DENVER -- As the coronavirus sweeps across Colorado, many people are stepping forward to help thwart the pandemic's advance.
Several have taken it upon themselves to remedy the shortage of medical masks for those on the front lines at Colorado hospitals.
On Sunday, a Personal Protective Equipment (PPE) drive will be held in Lot J at Empower Field at Mile HIgh.
That drive is being organized by House Majority Leader Alec Garnett, House Minority Leader Patrick Neville, Project C.U.R.E., Colorado Concerns and the Denver Broncos.
A Denver dialysis patient, who uses a cane to get around, reached out to Denver7 after hearing about a similar effort called the "100 Million Mask Challenge."
Walter Marshall has 30 to 40 spare masks and a few spare bottles of hand sanitizer, and since he's having difficulty getting around on his own, he asked a news crew to pick them up and deliver them to the drop-off location.
Marshall uses level 2 masks to keep from getting germs on his home dialysis equipment.
"I've got another shipment coming in," he said, "so I'm good. None of this is going to hurt me."
Marshall, an avid news watcher, said he's stunned by the rapidly rising increase in coronavirus cases worldwide.
"I said to myself, people are dying every day, until they find a vaccine, or cure or something," he said.
After seeing a rise in the number of young people getting sick, the 65-year old Denver resident decided to do more than donate spare masks.

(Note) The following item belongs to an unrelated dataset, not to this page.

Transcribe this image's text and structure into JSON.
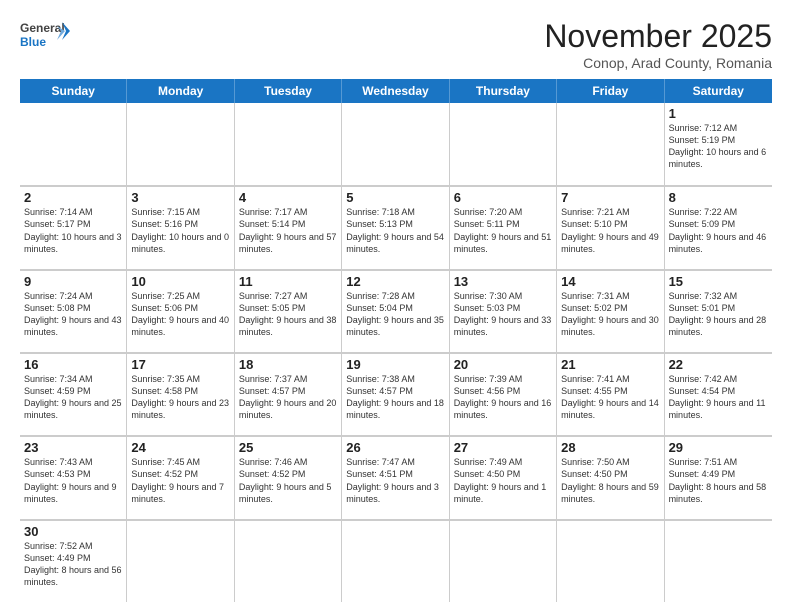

He dictated a letter to his niece offering to volunteer as a candidate for coronavirus research.
He asked her to send the letter to UC-Health in Aurora, where he's been treated for kidney issues, John Sealy Hospital in
Galveston, Texas, where he was born, and to Johns Hopkins Medical Center in Baltimore.
He likened the battle against the coronavirus to war.
"In war, we have casualties. In war, people lose lives, he said. "I want to be a soldier."
"My uncle is fearless and determined," said Phyllise Forbes, the niece who wrote the letter. "I'm honored to have someone in my family that's willing to go above and beyond for other human beings."
Marshall said he's not trying to be a hero, he just wants to help, as doctors helped him with his kidney issues and an earlier stroke.
He took time during the interview to direct a message to college kids who spent Spring Break congregating in large groups on beaches, or at ski areas.
"Who sent you to that college," he asked, "a grandmother, a grandfather, a great aunt or uncle?"
He said there's a chance some of the student may have become infected with the virus.
"You're young, you're strong, you don't feel anything," he said, "but you may go home to dinner, and now you're going to pass it to the person who gave your your tuition, that helped you with your books, and now they've got it."
He said he hopes none of those college kids have to go to a funeral.
Marshall is challenging other dialysis patients, and other Denver residents who use level 2 or level 3 masks, to check their storage closets and drawers to see if they have some they can spare.
"Find them and donate them," he said.
PPE Drop-off Location
If you have personal protective equipment (in an unopened box or bottle) that you'd like to donate, you can drop them off in Lot J at Empower Field at Mile High, between 12 and 4 p.m Sunday.
Be aware that social distancing will be practiced in the collection area.